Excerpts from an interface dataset
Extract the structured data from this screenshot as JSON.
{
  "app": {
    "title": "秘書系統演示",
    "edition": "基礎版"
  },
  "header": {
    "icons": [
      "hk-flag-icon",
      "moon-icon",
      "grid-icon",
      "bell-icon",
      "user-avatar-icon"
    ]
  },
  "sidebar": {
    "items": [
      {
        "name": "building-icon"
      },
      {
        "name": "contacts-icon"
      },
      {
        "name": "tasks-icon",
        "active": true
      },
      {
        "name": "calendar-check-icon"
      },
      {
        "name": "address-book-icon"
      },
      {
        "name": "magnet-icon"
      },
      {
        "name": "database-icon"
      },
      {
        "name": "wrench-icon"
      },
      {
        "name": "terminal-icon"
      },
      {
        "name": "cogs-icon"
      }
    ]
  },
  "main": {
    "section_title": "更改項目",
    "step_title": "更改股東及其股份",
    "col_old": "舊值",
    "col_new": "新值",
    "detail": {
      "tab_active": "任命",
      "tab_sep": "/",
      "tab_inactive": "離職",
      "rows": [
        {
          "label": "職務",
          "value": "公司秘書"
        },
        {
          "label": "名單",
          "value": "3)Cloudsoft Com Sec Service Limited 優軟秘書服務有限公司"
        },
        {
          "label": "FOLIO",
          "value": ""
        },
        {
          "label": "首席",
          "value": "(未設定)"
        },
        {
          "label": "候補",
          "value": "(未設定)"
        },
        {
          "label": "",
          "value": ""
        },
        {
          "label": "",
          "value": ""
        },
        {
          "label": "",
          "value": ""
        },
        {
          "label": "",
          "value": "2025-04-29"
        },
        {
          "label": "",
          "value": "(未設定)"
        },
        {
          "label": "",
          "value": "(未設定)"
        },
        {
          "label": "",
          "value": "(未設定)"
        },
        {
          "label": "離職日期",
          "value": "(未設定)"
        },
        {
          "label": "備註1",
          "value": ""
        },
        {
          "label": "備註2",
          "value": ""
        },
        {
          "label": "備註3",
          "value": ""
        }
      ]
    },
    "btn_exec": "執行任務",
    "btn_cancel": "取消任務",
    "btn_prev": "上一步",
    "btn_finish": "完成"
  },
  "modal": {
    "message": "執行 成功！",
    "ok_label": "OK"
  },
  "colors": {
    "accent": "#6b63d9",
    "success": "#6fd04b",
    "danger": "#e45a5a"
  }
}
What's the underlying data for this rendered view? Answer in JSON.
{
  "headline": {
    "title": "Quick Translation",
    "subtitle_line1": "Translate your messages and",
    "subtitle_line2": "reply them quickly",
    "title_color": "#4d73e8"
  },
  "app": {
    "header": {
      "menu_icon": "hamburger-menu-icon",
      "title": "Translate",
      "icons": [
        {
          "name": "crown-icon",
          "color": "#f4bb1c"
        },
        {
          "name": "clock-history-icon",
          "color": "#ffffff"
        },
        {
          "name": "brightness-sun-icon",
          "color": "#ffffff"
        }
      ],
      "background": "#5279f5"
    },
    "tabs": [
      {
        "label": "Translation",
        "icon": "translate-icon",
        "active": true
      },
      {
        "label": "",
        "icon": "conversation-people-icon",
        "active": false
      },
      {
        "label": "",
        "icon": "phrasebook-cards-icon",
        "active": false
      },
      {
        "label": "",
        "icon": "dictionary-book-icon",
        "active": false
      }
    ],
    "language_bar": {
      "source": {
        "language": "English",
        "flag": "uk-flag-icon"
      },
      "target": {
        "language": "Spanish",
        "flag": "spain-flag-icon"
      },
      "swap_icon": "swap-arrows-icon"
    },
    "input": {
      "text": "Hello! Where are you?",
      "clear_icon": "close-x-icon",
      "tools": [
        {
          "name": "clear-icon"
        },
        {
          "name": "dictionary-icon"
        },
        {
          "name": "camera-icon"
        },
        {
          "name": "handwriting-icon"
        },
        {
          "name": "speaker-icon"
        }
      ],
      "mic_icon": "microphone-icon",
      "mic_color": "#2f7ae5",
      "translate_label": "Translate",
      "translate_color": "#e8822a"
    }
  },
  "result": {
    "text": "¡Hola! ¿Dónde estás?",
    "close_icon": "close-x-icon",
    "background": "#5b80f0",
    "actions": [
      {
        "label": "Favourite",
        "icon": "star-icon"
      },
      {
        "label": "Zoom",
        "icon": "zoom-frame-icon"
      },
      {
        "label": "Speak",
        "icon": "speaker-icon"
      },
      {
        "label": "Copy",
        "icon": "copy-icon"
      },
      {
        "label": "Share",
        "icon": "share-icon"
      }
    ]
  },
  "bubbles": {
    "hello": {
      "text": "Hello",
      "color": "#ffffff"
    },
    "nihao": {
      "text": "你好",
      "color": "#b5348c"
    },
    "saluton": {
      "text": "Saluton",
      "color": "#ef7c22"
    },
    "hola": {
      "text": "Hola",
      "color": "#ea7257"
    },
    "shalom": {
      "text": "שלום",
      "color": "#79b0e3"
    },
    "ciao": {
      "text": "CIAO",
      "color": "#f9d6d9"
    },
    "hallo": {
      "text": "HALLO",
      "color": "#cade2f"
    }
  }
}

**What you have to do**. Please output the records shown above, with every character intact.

**Answer space**.
Extract the structured data from this screenshot as JSON.
{
  "app": {
    "title": "秘書系統演示",
    "edition": "基礎版"
  },
  "header": {
    "icons": [
      "hk-flag-icon",
      "moon-icon",
      "grid-icon",
      "bell-icon",
      "user-avatar-icon"
    ]
  },
  "sidebar": {
    "items": [
      {
        "name": "building-icon"
      },
      {
        "name": "contacts-icon"
      },
      {
        "name": "tasks-icon",
        "active": true
      },
      {
        "name": "calendar-check-icon"
      },
      {
        "name": "address-book-icon"
      },
      {
        "name": "magnet-icon"
      },
      {
        "name": "database-icon"
      },
      {
        "name": "wrench-icon"
      },
      {
        "name": "terminal-icon"
      },
      {
        "name": "cogs-icon"
      }
    ]
  },
  "main": {
    "section_title": "更改項目",
    "step_title": "更改股東及其股份",
    "col_old": "舊值",
    "col_new": "新值",
    "detail": {
      "tab_active": "任命",
      "tab_sep": "/",
      "tab_inactive": "離職",
      "rows": [
        {
          "label": "職務",
          "value": "公司秘書"
        },
        {
          "label": "名單",
          "value": "3)Cloudsoft Com Sec Service Limited 優軟秘書服務有限公司"
        },
        {
          "label": "FOLIO",
          "value": ""
        },
        {
          "label": "首席",
          "value": "(未設定)"
        },
        {
          "label": "候補",
          "value": "(未設定)"
        },
        {
          "label": "",
          "value": ""
        },
        {
          "label": "",
          "value": ""
        },
        {
          "label": "",
          "value": ""
        },
        {
          "label": "",
          "value": "2025-04-29"
        },
        {
          "label": "",
          "value": "(未設定)"
        },
        {
          "label": "",
          "value": "(未設定)"
        },
        {
          "label": "",
          "value": "(未設定)"
        },
        {
          "label": "離職日期",
          "value": "(未設定)"
        },
        {
          "label": "備註1",
          "value": ""
        },
        {
          "label": "備註2",
          "value": ""
        },
        {
          "label": "備註3",
          "value": ""
        }
      ]
    },
    "btn_exec": "執行任務",
    "btn_cancel": "取消任務",
    "btn_prev": "上一步",
    "btn_finish": "完成"
  },
  "modal": {
    "message": "執行 成功！",
    "ok_label": "OK"
  },
  "colors": {
    "accent": "#6b63d9",
    "success": "#6fd04b",
    "danger": "#e45a5a"
  }
}
What's the underlying data for this rendered view? Answer in JSON.
{
  "headline": {
    "title": "Quick Translation",
    "subtitle_line1": "Translate your messages and",
    "subtitle_line2": "reply them quickly",
    "title_color": "#4d73e8"
  },
  "app": {
    "header": {
      "menu_icon": "hamburger-menu-icon",
      "title": "Translate",
      "icons": [
        {
          "name": "crown-icon",
          "color": "#f4bb1c"
        },
        {
          "name": "clock-history-icon",
          "color": "#ffffff"
        },
        {
          "name": "brightness-sun-icon",
          "color": "#ffffff"
        }
      ],
      "background": "#5279f5"
    },
    "tabs": [
      {
        "label": "Translation",
        "icon": "translate-icon",
        "active": true
      },
      {
        "label": "",
        "icon": "conversation-people-icon",
        "active": false
      },
      {
        "label": "",
        "icon": "phrasebook-cards-icon",
        "active": false
      },
      {
        "label": "",
        "icon": "dictionary-book-icon",
        "active": false
      }
    ],
    "language_bar": {
      "source": {
        "language": "English",
        "flag": "uk-flag-icon"
      },
      "target": {
        "language": "Spanish",
        "flag": "spain-flag-icon"
      },
      "swap_icon": "swap-arrows-icon"
    },
    "input": {
      "text": "Hello! Where are you?",
      "clear_icon": "close-x-icon",
      "tools": [
        {
          "name": "clear-icon"
        },
        {
          "name": "dictionary-icon"
        },
        {
          "name": "camera-icon"
        },
        {
          "name": "handwriting-icon"
        },
        {
          "name": "speaker-icon"
        }
      ],
      "mic_icon": "microphone-icon",
      "mic_color": "#2f7ae5",
      "translate_label": "Translate",
      "translate_color": "#e8822a"
    }
  },
  "result": {
    "text": "¡Hola! ¿Dónde estás?",
    "close_icon": "close-x-icon",
    "background": "#5b80f0",
    "actions": [
      {
        "label": "Favourite",
        "icon": "star-icon"
      },
      {
        "label": "Zoom",
        "icon": "zoom-frame-icon"
      },
      {
        "label": "Speak",
        "icon": "speaker-icon"
      },
      {
        "label": "Copy",
        "icon": "copy-icon"
      },
      {
        "label": "Share",
        "icon": "share-icon"
      }
    ]
  },
  "bubbles": {
    "hello": {
      "text": "Hello",
      "color": "#ffffff"
    },
    "nihao": {
      "text": "你好",
      "color": "#b5348c"
    },
    "saluton": {
      "text": "Saluton",
      "color": "#ef7c22"
    },
    "hola": {
      "text": "Hola",
      "color": "#ea7257"
    },
    "shalom": {
      "text": "שלום",
      "color": "#79b0e3"
    },
    "ciao": {
      "text": "CIAO",
      "color": "#f9d6d9"
    },
    "hallo": {
      "text": "HALLO",
      "color": "#cade2f"
    }
  }
}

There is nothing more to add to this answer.